  6. What a director is looking for Great Auditions Bad Auditions • The actor is unable to fit the role vocally and physically. • The actor is too tall or too thin. The actor may also be too young for the role. • The actor is defiant toward the director. They are also afraid to make choices that would allow them to grow. • The actor is egotistical. They are not supportive of their fellow actors / crewmembers. They do not abide by deadlines and are usually unprepared. • The actor can interpret the actor vocally and physically. • Physical attributes – gender, appearance, height, and size. • Growth potential. The actor takes direction well and will progress throughout rehearsals. • The actor is definitely someone they want to work with. They’re respectful & supportive of others. They meet deadlines such as being off-book. They are attentive and prepared.

  7. A successful audition: What do you do? • The first thing to know is you are always being watched!!! A director is attentive to who attends their auditions. They notice your behavior towards others and your respect to the audition environment before you even begin auditioning. This is when the audition actually begins. • Secondly, be prepared. If you received sides, or were told to prepare a monologue, work on this material as soon as you find out. Even rehearse your slate. Don’t wait until the last minute. The director will know if you’re unprepared. • If you’re at a professional audition, have your headshot and resume ready to hand to the stage manager or director. • Finally, commit 100% to your performance and have fun! The truth is, the director wants you to succeed. They want you to be awesome in all aspects because it makes their job a lot easier.

  8. And now a word from Bryan Cranston…

  9. Really Bad Headshots

  10. Professional Headshots

  11. Professional Headshots (Teens)

  12. Theatre / Film Resume

  13. What’s your Elevator Speech…? • An elevator pitch, elevator speech, or elevator statement is a short summary used to quickly and simply define a person. • At some auditions, directors will ask you to share a little something about yourself. This is what can set you apart from the rest of competition. Be careful though, what you say can make or break your audition. Overall, the director just wants to know a little more about you and your personality. Don’t go into too much detail though about your dead cat or your crazy aunt who keeps giving you smooches every time you see her. You want the director to like you, not to be scared of you.

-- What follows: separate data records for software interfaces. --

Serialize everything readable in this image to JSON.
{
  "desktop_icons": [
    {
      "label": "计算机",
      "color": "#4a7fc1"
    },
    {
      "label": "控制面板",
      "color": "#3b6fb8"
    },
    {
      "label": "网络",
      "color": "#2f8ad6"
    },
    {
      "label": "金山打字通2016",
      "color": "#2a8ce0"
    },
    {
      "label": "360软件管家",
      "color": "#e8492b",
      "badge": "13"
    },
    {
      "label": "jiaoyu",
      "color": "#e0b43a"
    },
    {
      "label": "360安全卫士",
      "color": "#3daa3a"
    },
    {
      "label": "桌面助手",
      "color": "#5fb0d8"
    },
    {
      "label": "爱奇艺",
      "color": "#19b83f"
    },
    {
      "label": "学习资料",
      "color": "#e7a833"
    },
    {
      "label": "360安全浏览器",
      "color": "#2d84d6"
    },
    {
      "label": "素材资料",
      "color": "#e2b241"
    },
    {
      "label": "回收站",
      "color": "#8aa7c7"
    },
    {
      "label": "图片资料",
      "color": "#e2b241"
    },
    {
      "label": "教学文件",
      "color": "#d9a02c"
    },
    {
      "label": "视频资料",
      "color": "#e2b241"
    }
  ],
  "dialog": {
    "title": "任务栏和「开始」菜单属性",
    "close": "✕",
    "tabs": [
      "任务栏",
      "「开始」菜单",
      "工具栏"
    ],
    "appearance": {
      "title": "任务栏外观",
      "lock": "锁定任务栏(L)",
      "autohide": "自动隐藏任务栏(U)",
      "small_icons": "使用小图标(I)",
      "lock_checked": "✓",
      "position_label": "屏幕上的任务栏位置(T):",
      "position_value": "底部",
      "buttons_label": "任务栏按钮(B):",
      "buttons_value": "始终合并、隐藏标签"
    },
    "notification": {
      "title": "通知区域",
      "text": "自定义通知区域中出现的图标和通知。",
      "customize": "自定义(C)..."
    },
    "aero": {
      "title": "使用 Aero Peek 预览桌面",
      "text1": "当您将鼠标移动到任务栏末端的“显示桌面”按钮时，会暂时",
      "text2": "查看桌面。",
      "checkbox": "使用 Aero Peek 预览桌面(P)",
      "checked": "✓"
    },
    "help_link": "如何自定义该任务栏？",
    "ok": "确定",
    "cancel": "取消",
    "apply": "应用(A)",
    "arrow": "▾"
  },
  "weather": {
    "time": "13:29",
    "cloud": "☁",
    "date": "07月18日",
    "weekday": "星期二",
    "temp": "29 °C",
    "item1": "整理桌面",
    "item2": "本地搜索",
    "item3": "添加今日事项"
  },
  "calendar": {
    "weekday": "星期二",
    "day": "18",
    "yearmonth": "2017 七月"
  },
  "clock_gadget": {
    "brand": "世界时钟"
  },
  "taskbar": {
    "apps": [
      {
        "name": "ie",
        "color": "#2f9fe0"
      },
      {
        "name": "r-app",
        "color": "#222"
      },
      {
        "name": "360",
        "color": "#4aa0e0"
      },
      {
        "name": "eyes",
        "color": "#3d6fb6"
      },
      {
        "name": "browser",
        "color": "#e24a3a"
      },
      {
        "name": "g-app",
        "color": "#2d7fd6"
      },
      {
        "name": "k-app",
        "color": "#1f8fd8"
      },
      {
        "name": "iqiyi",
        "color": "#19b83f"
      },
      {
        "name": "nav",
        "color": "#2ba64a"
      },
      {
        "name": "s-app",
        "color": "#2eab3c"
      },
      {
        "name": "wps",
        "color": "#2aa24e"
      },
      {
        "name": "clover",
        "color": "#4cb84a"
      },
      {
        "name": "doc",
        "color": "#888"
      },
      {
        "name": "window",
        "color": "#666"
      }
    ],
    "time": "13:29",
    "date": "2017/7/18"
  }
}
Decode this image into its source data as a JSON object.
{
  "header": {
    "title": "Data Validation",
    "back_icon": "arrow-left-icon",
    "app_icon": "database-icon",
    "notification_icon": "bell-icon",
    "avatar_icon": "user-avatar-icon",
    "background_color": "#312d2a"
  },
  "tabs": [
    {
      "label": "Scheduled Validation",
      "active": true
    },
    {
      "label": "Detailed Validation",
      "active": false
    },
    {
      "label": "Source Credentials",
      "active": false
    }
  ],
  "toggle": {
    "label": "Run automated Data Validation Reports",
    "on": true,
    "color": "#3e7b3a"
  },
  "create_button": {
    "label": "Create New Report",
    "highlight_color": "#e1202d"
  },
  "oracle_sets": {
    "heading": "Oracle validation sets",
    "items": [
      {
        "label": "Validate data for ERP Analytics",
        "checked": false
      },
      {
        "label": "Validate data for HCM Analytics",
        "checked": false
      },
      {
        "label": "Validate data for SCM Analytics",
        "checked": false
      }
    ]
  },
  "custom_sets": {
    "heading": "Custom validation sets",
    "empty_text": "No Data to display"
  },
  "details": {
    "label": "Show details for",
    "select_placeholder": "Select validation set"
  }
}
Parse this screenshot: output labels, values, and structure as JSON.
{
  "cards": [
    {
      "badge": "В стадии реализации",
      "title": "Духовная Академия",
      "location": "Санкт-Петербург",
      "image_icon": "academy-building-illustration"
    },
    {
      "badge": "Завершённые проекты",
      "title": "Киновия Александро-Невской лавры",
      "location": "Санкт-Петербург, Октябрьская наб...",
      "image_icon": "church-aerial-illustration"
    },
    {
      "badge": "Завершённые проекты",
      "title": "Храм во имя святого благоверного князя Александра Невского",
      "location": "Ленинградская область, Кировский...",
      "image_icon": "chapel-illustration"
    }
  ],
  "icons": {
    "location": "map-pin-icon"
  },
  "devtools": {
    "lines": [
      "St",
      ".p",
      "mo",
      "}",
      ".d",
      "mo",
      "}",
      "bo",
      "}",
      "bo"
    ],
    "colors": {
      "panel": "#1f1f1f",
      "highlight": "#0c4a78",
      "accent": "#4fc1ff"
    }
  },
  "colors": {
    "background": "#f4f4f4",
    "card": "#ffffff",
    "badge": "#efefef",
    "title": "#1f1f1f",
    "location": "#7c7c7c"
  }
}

  14. Essential Questions • What is the purpose of auditioning and when does the audition actually begin? • According to actor Bryan Cranston, what is your job as an actor in the audition? • What two items must you bring to an audition and what “extra” component can set you apart from the rest of the competition? • Complete the Audition Application Form on page 176, and create and create a mock resume which will be turned in prior to your audition.